January 20, 2020
VALDOSTA, Ga. (WCTV) -- Crowds marched through Valdosta Monday to celebrate the life and legacy of Dr. Martin Luther King Jr, hoping to continue inspiring change.
The march around Valdosta State University is a tradition, organized by the university chapter of Alpha Phi Alpha and NAACP.
It was a cold morning on the South Georgia streets Monday, but students were fired up about getting involved in the community and promoting civic engagement.
Monday's march was just one of a full weekend of events to celebrate Martin Luther King Jr. On Saturday students participated in service projects, and on Sunday they hosted a worship service with guest speakers.
All the events were a way to recognize that the work started by Dr. King isn't done.
Every step taken Monday helped to keep his message alive.

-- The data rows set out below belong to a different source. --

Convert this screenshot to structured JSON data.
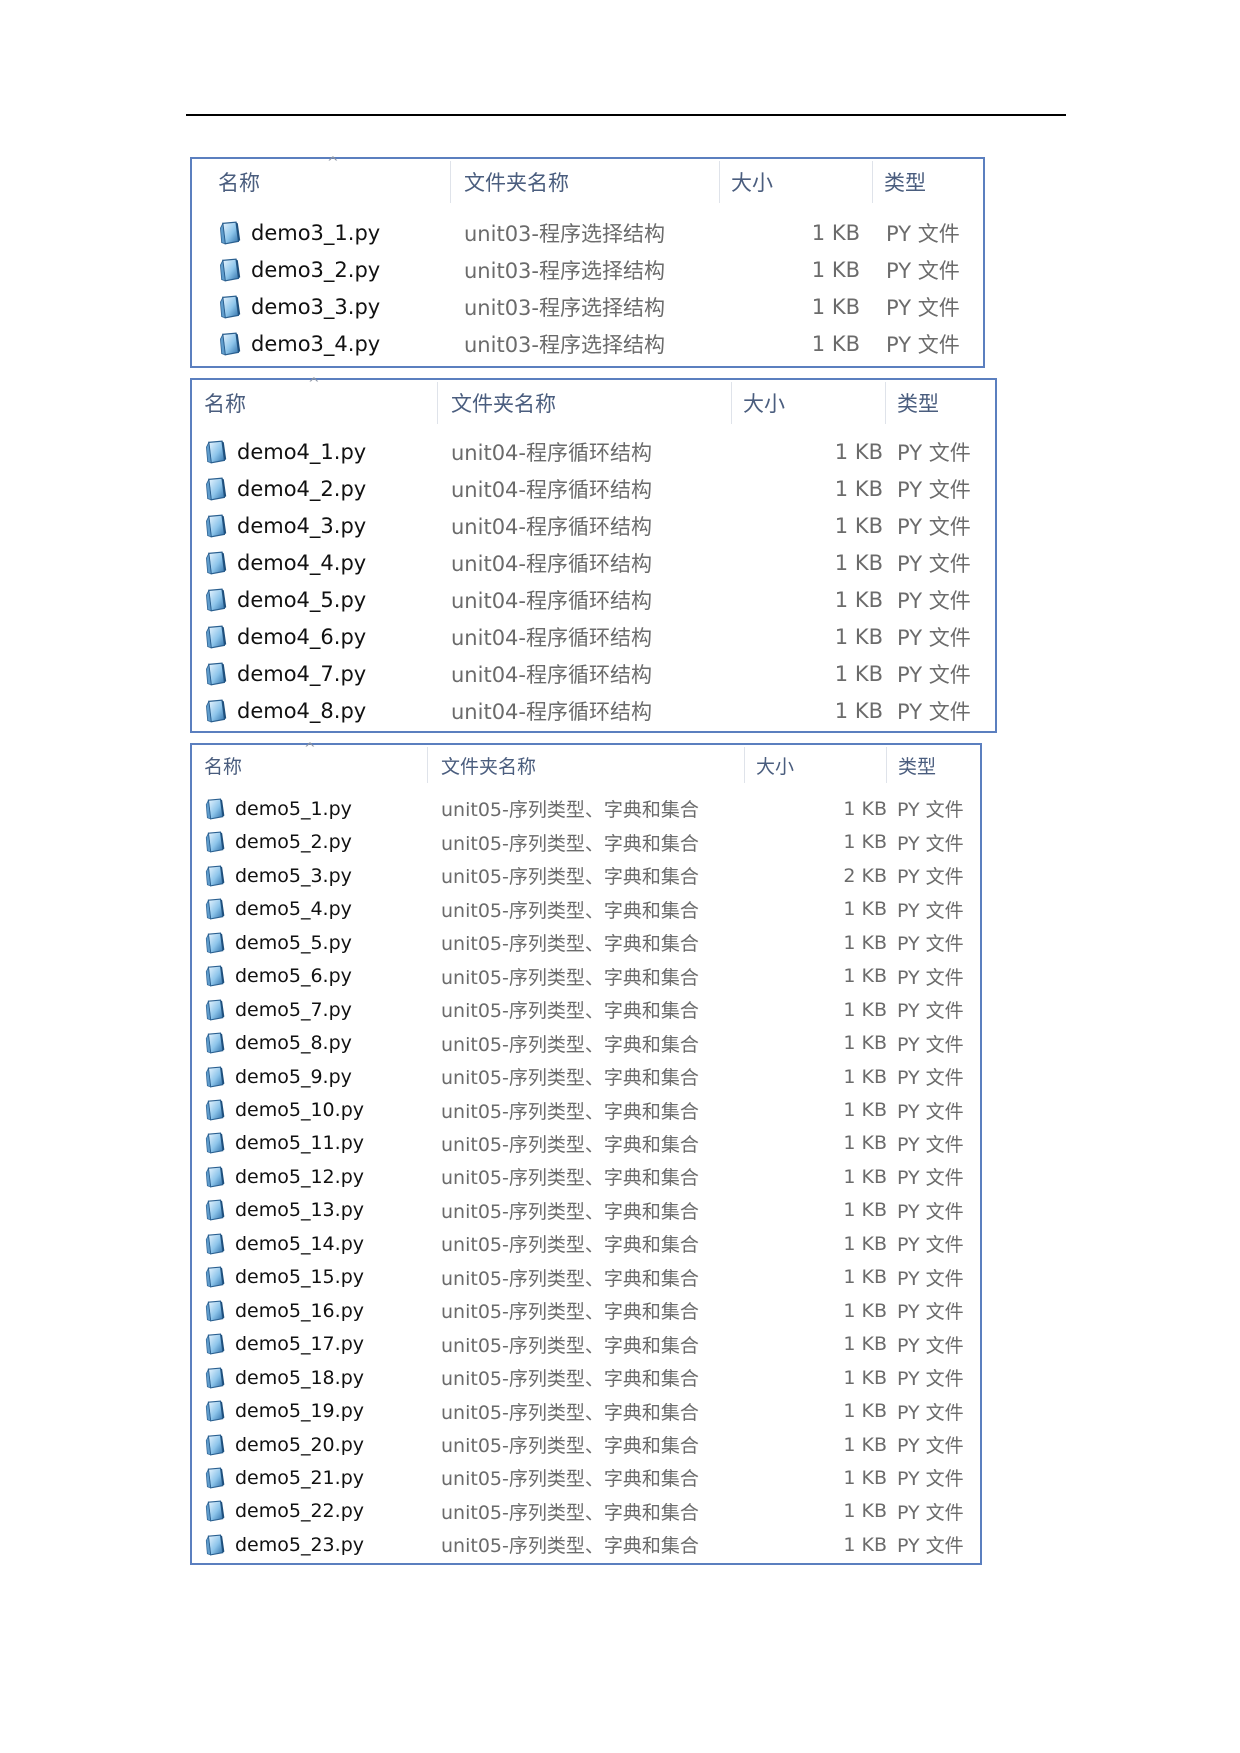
{
  "headers": {
    "name": "名称",
    "folder": "文件夹名称",
    "size": "大小",
    "type": "类型"
  },
  "panels": [
    {
      "rows": [
        {
          "name": "demo3_1.py",
          "folder": "unit03-程序选择结构",
          "size": "1 KB",
          "type": "PY 文件"
        },
        {
          "name": "demo3_2.py",
          "folder": "unit03-程序选择结构",
          "size": "1 KB",
          "type": "PY 文件"
        },
        {
          "name": "demo3_3.py",
          "folder": "unit03-程序选择结构",
          "size": "1 KB",
          "type": "PY 文件"
        },
        {
          "name": "demo3_4.py",
          "folder": "unit03-程序选择结构",
          "size": "1 KB",
          "type": "PY 文件"
        }
      ]
    },
    {
      "rows": [
        {
          "name": "demo4_1.py",
          "folder": "unit04-程序循环结构",
          "size": "1 KB",
          "type": "PY 文件"
        },
        {
          "name": "demo4_2.py",
          "folder": "unit04-程序循环结构",
          "size": "1 KB",
          "type": "PY 文件"
        },
        {
          "name": "demo4_3.py",
          "folder": "unit04-程序循环结构",
          "size": "1 KB",
          "type": "PY 文件"
        },
        {
          "name": "demo4_4.py",
          "folder": "unit04-程序循环结构",
          "size": "1 KB",
          "type": "PY 文件"
        },
        {
          "name": "demo4_5.py",
          "folder": "unit04-程序循环结构",
          "size": "1 KB",
          "type": "PY 文件"
        },
        {
          "name": "demo4_6.py",
          "folder": "unit04-程序循环结构",
          "size": "1 KB",
          "type": "PY 文件"
        },
        {
          "name": "demo4_7.py",
          "folder": "unit04-程序循环结构",
          "size": "1 KB",
          "type": "PY 文件"
        },
        {
          "name": "demo4_8.py",
          "folder": "unit04-程序循环结构",
          "size": "1 KB",
          "type": "PY 文件"
        }
      ]
    },
    {
      "rows": [
        {
          "name": "demo5_1.py",
          "folder": "unit05-序列类型、字典和集合",
          "size": "1 KB",
          "type": "PY 文件"
        },
        {
          "name": "demo5_2.py",
          "folder": "unit05-序列类型、字典和集合",
          "size": "1 KB",
          "type": "PY 文件"
        },
        {
          "name": "demo5_3.py",
          "folder": "unit05-序列类型、字典和集合",
          "size": "2 KB",
          "type": "PY 文件"
        },
        {
          "name": "demo5_4.py",
          "folder": "unit05-序列类型、字典和集合",
          "size": "1 KB",
          "type": "PY 文件"
        },
        {
          "name": "demo5_5.py",
          "folder": "unit05-序列类型、字典和集合",
          "size": "1 KB",
          "type": "PY 文件"
        },
        {
          "name": "demo5_6.py",
          "folder": "unit05-序列类型、字典和集合",
          "size": "1 KB",
          "type": "PY 文件"
        },
        {
          "name": "demo5_7.py",
          "folder": "unit05-序列类型、字典和集合",
          "size": "1 KB",
          "type": "PY 文件"
        },
        {
          "name": "demo5_8.py",
          "folder": "unit05-序列类型、字典和集合",
          "size": "1 KB",
          "type": "PY 文件"
        },
        {
          "name": "demo5_9.py",
          "folder": "unit05-序列类型、字典和集合",
          "size": "1 KB",
          "type": "PY 文件"
        },
        {
          "name": "demo5_10.py",
          "folder": "unit05-序列类型、字典和集合",
          "size": "1 KB",
          "type": "PY 文件"
        },
        {
          "name": "demo5_11.py",
          "folder": "unit05-序列类型、字典和集合",
          "size": "1 KB",
          "type": "PY 文件"
        },
        {
          "name": "demo5_12.py",
          "folder": "unit05-序列类型、字典和集合",
          "size": "1 KB",
          "type": "PY 文件"
        },
        {
          "name": "demo5_13.py",
          "folder": "unit05-序列类型、字典和集合",
          "size": "1 KB",
          "type": "PY 文件"
        },
        {
          "name": "demo5_14.py",
          "folder": "unit05-序列类型、字典和集合",
          "size": "1 KB",
          "type": "PY 文件"
        },
        {
          "name": "demo5_15.py",
          "folder": "unit05-序列类型、字典和集合",
          "size": "1 KB",
          "type": "PY 文件"
        },
        {
          "name": "demo5_16.py",
          "folder": "unit05-序列类型、字典和集合",
          "size": "1 KB",
          "type": "PY 文件"
        },
        {
          "name": "demo5_17.py",
          "folder": "unit05-序列类型、字典和集合",
          "size": "1 KB",
          "type": "PY 文件"
        },
        {
          "name": "demo5_18.py",
          "folder": "unit05-序列类型、字典和集合",
          "size": "1 KB",
          "type": "PY 文件"
        },
        {
          "name": "demo5_19.py",
          "folder": "unit05-序列类型、字典和集合",
          "size": "1 KB",
          "type": "PY 文件"
        },
        {
          "name": "demo5_20.py",
          "folder": "unit05-序列类型、字典和集合",
          "size": "1 KB",
          "type": "PY 文件"
        },
        {
          "name": "demo5_21.py",
          "folder": "unit05-序列类型、字典和集合",
          "size": "1 KB",
          "type": "PY 文件"
        },
        {
          "name": "demo5_22.py",
          "folder": "unit05-序列类型、字典和集合",
          "size": "1 KB",
          "type": "PY 文件"
        },
        {
          "name": "demo5_23.py",
          "folder": "unit05-序列类型、字典和集合",
          "size": "1 KB",
          "type": "PY 文件"
        }
      ]
    }
  ]
}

"He was all about empowering his people, but not only empowering his people but being a servant," said Gerald Thomas III with Alpha Phi Alpha. "That's what this weekend was all about, serving and empowering people around us."
The march is also a chance to light a fire in the community to stand up for each other, and their beliefs.
NAACP President Lauren Williams said she can still feel racial tensions in Valdosta, and on campus. Events like these, she said, can help raise awareness and break down those barriers.
"He marched, he used his voice, he used his people around him to really make an impact. So to me, a part of continuing his dream is making sure we things like this, not only just once a year but continuing to use our voice throughout the year," Williams said. "It doesn't stop, this issue of social injustice wasn't something that was just a fifties and sixties problem. It's still a problem today and we should still fight for what is right."
Following the march, organizers held a voter registration drive with the non-profit, Black Voters Matter. About a dozen student organizations joined forces for the I Have a Dream Student Voter Registration Drive. Drawing crowds with a barbecue, Black Voters Matter helped to get students registered.
Organizers said they hope Dr. King's message inspires more young people to hit the polls.
"It was students who led a good amount of the civil rights movement, that it was young people who got involved, that as they become adults and they're now 18, they have a right to participate in civic engagement," said Wanda Mosley, Senior State Coordinator for Black Voters Matter. "Voting is a wonderful way to exercise your voice and power."
Student organizations will continue to hold voter registration events around Valdosta over the next few months.
Anyone interested in volunteering can contact ACTION, VSU Sociology and Anthropology.